In our series of letters from African journalists, Mannir Dan Ali considers Nigeria’s inability to prevent the Boko Haram militant group from gaining ground in the north-east.Just when you imagine that it cannot get worse for the Nigerian military and its pride as a fighting force, it takes a further dive. With the abduction of the more than 200 teenage schoolgirls from Chibok in north-eastern Nigeria well past the three-month mark and no news yet about their rescue, the number of towns and villages being taken over by the Boko Haram insurgents is steadily growing. It seems military commanders have believed their own propaganda, ignoring the true state of affairs in the troubled region.

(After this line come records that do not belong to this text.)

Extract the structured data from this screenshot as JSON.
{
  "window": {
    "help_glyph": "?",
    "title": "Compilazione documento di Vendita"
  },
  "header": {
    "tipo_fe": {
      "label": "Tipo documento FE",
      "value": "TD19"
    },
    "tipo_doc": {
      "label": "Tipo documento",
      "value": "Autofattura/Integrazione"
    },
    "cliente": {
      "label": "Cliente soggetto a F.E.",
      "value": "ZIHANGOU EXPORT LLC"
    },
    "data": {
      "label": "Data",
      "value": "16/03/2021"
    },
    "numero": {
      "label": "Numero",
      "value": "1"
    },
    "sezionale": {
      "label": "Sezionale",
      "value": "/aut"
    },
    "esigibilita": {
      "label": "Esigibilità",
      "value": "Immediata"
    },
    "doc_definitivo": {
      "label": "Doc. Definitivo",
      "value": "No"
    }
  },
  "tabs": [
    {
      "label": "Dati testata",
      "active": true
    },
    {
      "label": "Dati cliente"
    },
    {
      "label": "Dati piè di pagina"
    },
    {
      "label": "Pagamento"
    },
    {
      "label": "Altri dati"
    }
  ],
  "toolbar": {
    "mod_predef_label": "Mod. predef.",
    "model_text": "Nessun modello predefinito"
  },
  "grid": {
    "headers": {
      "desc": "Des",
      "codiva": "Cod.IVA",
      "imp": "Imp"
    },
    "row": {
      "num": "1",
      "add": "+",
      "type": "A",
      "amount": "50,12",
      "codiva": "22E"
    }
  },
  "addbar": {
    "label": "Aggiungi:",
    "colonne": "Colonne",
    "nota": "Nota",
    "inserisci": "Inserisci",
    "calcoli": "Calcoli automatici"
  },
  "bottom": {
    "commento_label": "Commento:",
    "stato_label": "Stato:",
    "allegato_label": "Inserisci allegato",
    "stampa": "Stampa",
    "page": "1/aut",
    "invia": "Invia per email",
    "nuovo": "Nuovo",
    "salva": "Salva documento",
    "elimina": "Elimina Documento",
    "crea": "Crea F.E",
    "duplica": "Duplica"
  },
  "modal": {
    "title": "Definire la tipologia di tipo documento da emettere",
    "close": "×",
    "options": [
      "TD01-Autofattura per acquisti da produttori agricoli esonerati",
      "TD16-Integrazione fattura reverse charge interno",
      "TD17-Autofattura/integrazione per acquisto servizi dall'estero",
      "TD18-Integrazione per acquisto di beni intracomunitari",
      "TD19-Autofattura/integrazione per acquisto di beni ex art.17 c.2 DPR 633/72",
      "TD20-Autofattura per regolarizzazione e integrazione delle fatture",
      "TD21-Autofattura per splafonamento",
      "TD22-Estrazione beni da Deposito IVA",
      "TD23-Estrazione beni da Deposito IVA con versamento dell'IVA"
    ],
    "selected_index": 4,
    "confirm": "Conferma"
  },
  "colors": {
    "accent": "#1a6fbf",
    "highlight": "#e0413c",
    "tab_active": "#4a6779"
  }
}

For nearly a year – coinciding with the state of emergency in the north-east – there have been constant reports quoting foot soldiers saying they lack the equipment to match the firepower of the insurgents. Recently some soldiers claimed that sending them to engage the insurgents without adequate weapons was like sending them to die. Last month saw the unprecedented spectacle of soldiers’ wives protesting at the barracks in Maiduguri against the deployment of their husbands to the battle front on the grounds that they were not properly equipped. Before that the senior general in charge of the same barracks barely escaped with his life when angry junior soldiers turned their guns on him after they heard about a bloody ambush in which a number of their colleagues lost their lives. Courts-martial He escaped unharmed – after being whisked away by his security aides – and was discreetly replaced shortly afterwards. This was quickly followed by reports of mutinous conduct by some soldiers who refused an order to be posted to engage with the Boko Haram militants. At all times the Nigerian military authorities issue standard denials and in the case of the refusal to carry out orders attributed it to “mischief-makers working for terrorists”. On the wives’ protest, Nigeria’s army chief Lt-Gen Kenneth Minimah warned: “Any repeat of such acts, I will tell soldiers to use koboko [whip] on the wives and bundle them out of the barracks.” Who are Boko Haram?
- Founded in 2002
- Initially focused on opposing Western education – Boko Haram means “Western education is forbidden” in the Hausa language
- Launched military operations in 2009 to create an Islamic state
- Thousands killed, mostly in north-eastern Nigeria – but also attacks on police and UN headquarters in capital, Abuja
- Some three million people affected
- Declared terrorist group by US in 2013